I can't believe I am doing this, but,.... (famous last words?)
I love the Dear Prudence column in Slate Magazine. I like it so much that I even have it delivered to my inbox.
Some of her answers really highlight the differences between the US and the UK, but not in this case. This time, I just feel that Prudie has overlooked an option (the obvious one, to my mind). So here goes.
This is the original enquiry and Prudie's answer:
I am a longtime fan and now I find myself requiring your advice. I am madly in love with my boyfriend of two years. We've lived together for about seven months now. The problem is he is the worst housekeeper known to man. He will walk in the front door and distribute his work clothes like bread crumbs through the house. He thinks that the best way to wash dishes is rinsing them for a few seconds under cold water. His idea of "cleaning up" is to hide things … in closets, in locked rooms, on top of the fridge. His newest habit is grabbing a clean towel out of the cabinet, even if there's a clean one hanging on the towel rack. I love my man, but I am burned out being the only one to clean the house. Whenever I point out his shortcomings in the cleaning department, he gets huffy and pouts. Usually after the second or third time I tell him something, I'm forced to do it myself. Short of sitting him down like a pouting 3-year-old and showing him how to clean, what's the best way to deal with this? Hiring a housekeeper is completely out of the financial question.
Given the fact that you're in a two-year relationship with a swell guy, Prudie would advise you to pick your battles. Because the beloved is an inveterate slob and you've had no luck getting him to pitch in around the house, there are really only two options open to you. One is to sit him down … not like a 3-year-old, but like a partner to whom you're making a plea for help. Tell him you feel like the maid and that's not the way you want to feel. Lessons are not required to remember to take your clothes off in one place, use hot water instead of cold, or learn that the top of the fridge is not the proper place for whatever he's putting up there—merely a serious request. The other alternative is what Prudie's mother taught her: It is sometimes easier to pick up the guy's socks than to make continual "requests." Given that he is slothful and chaotic around the house (and may also have retro ideas about men and women), it might be easier on you to bear in mind what a great guy you have while you pick up his socks. Don't ask Prudie how she knows this.
WHAT A LOT OF TROUBLE! So here is my own suggestion, which is effectively a combination of the two above.
In the spirit of 'hate the sin but love the sinner' I would treat the man as a man and the habit as belonging to a child. I guess he is in his twenties, so for a typical male that's about right, he still has one foot in either camp. Treat him like a co-lodger - set lines of demarcation so that his business is his business, but shared areas stay clean and tidy. To do this:

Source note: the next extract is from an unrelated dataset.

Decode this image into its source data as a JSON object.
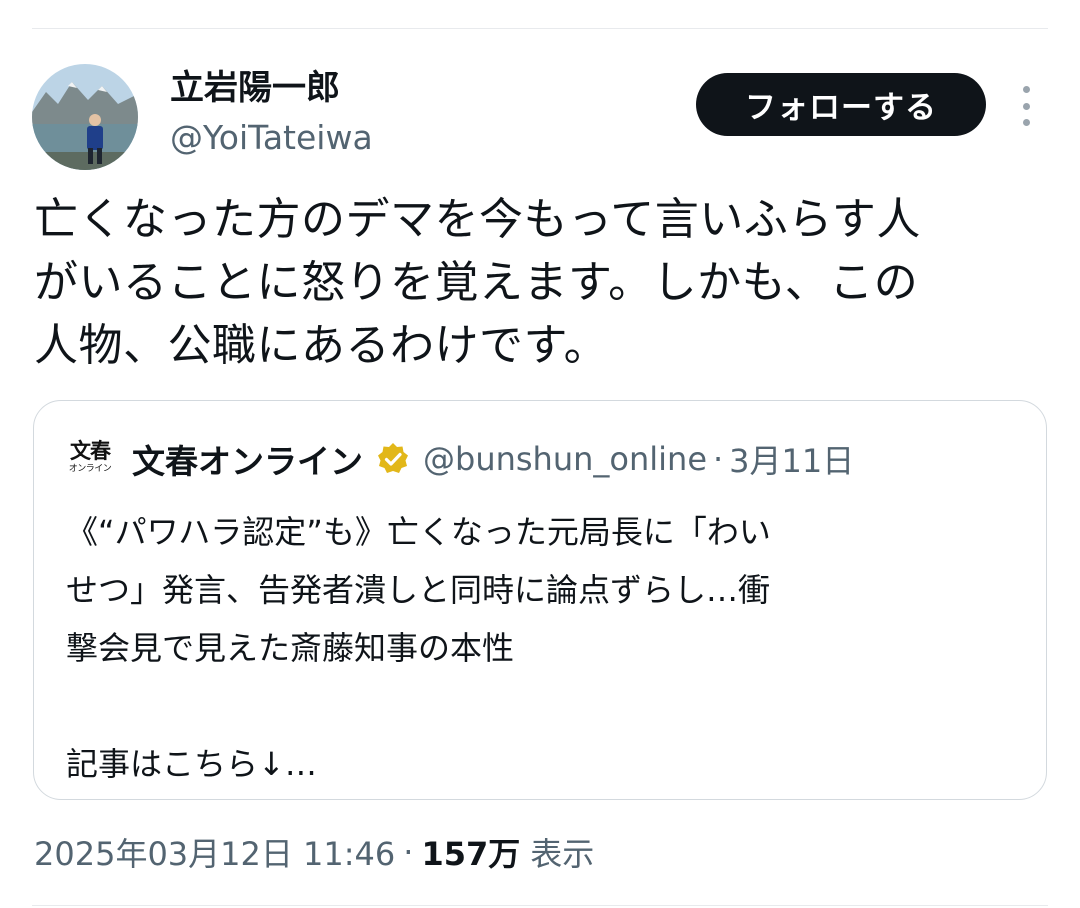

Treat the man as a man: Trust him to know how things should get done and to know exactly what game he's playing - check with his mother or siblings because it's highly unlikely he got away with this at home. Is this his first time away from mummy? Is he enjoying being messy because he feels it is what students and people who leave home are allowed to do?
Treat the habit as a child's: Buy him toy boxes, large plastic containers (with lids in case of a smelly war of attrition), one per room where he offends, and simply tidy up directly into them. If this involves keeping your plate and cutlery separate from his and hiding the rest, so be it. The dirty greasy rinsed plate, the paperwork and items off the fridge like his keys or trash; all should go in one box together. If his unwashed socks and sweaty T-shirt go in the mix too, all the better. Don't wash a single item of clothing that you haven't pulled from the laundry basket.
If he doesn't mind the smell of his unwashed socks seeping from a box then buy mothballs and drop one in the container. That will cover his smell with one he won't be able to ignore. If the boxes fill up, empty them into a bin bag and store it all outside or in a designated cupboard, so you have room to keep picking up after him.
Be realistic: he is never going to tidy up if he has a skivvy to do it for him and give him back his stuff all sorted, clean, tidy and ready to use. Just like a four year old he knows he can pout and wrap you round his little finger - so you have do to two things:
- break him of his habits by ignoring the bad behaviour
- teach him that his responsibilities are his own and that good behaviour has its rewards (like a clean shirt.)
Being a victim about his behaviour (whining) will start him on the 'yes but' track as in 'I'm lazy but you're a whiner so we're even'. Taking control too blatantly and being smug, parental or predatory about boxing his stuff will elicit the same response except you might be called bitch, instead. He might even try to claim that your flaws are worse than his. Your best bet is to treat the challenge (and it is a conscious, willing challenge) with a sense of fun - warn him you will get him toy boxes, then do it and laugh about it. If he doesn't mind his things being messy, he is hardly in a position to complain about where they go to remain messy, although I am sure he'll try.
If he is particularly obstinate then I suggest being open about the set-up to visitors - don't tuck the boxes right out of sight, and if someone asks, say honestly that 'Johnny' has toy boxes until he is old enough to reach the coat hangers.
(Maybe I should start an advice column in the name of Auntie Whiplash; you reckon? ROFL.)